The assessment will be made by a series of studies, which I hope will be placed in the hands of the NATO military authorities, and will cover all aspects. I think that the Press reports about Soviet laser technology are exaggerated, and my hon. Friend will know that President Carter has made a similar observation.

Returning the original Question, surely the excuse for cuts in defence expenditure has been the Government's attachment to the proportion of gross national product. If the GNP goes up, as we are told it will by the Prime Minister and the Chancellor of the Exchequer, will defence expenditure rise in proportion?

It would be unwise to make arrangements in one part of that equation without being sure that the other part has been satisfactorily achieved. There is wide recognition among all our NATO ministerial colleagues of the very substantial contribution that we make. They realise that in our special economic circumstances we are making a significant contribution, although naturally they would want us to do more.

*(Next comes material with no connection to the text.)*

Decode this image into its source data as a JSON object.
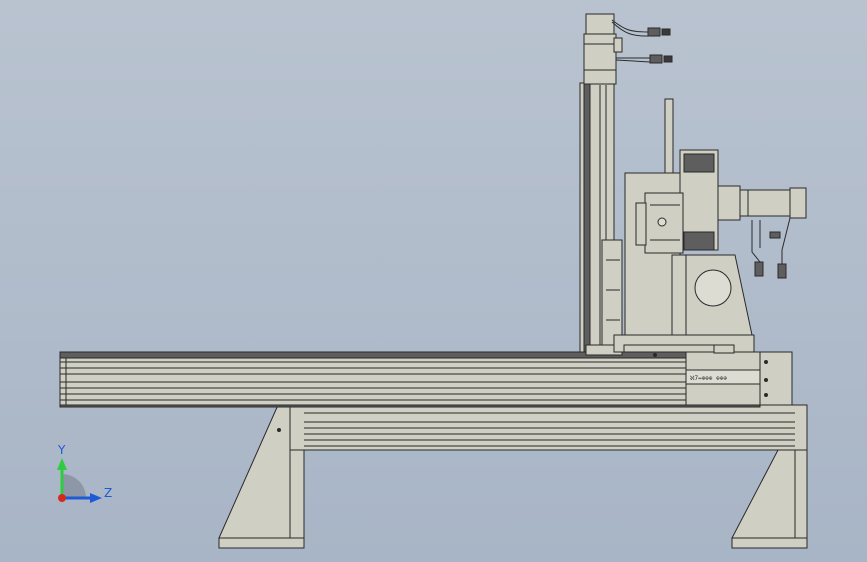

Does the Secretary of State agree that any acceptance of proposals to increase expenditure within NATO would make it impossible to realise the commitment made by the present Secretary of State for Northern Ireland when he was Secretary of State for Defence to reduce the percentage of GNP that was devoted to defence? Would it not be disgraceful, at a time when so many other sectors of public expenditure are being starved of funds, to go ahead with advancing defence expenditure? Would it not also conflict with the agreement that we have made with the IMF?

There is some difficulty in understanding the time scale. The discussions in the NATO Defence Planning Committee last week were concerned with the period from 1979 onwards. I would not think that this afternoon was the appropriate time to take decisions for a period as far ahead as that.

Will the Secretary of State tell the House what is the point of either him or the Prime Minister attending the NATO meetings, making agreements and signing communiques if, immediately afterwards, they refute what has been signed?

The right hon. Member has enough experience to realise that a communique is not a form of binding commitment. [HON. MEMBERS: "Disgraceful."] Yes it is disgraceful, and I shall quote an example that occurred when the right hon. Member was a distinguished member of the previous Conservative Government. He went in a contrary direction to a communique that he had signed a little while before. If the House and the right hon. Member study the communiques issued after the London or Brussels meetings they will find nothing whatsoever in them that is contradictory to what I have told the House this afternoon.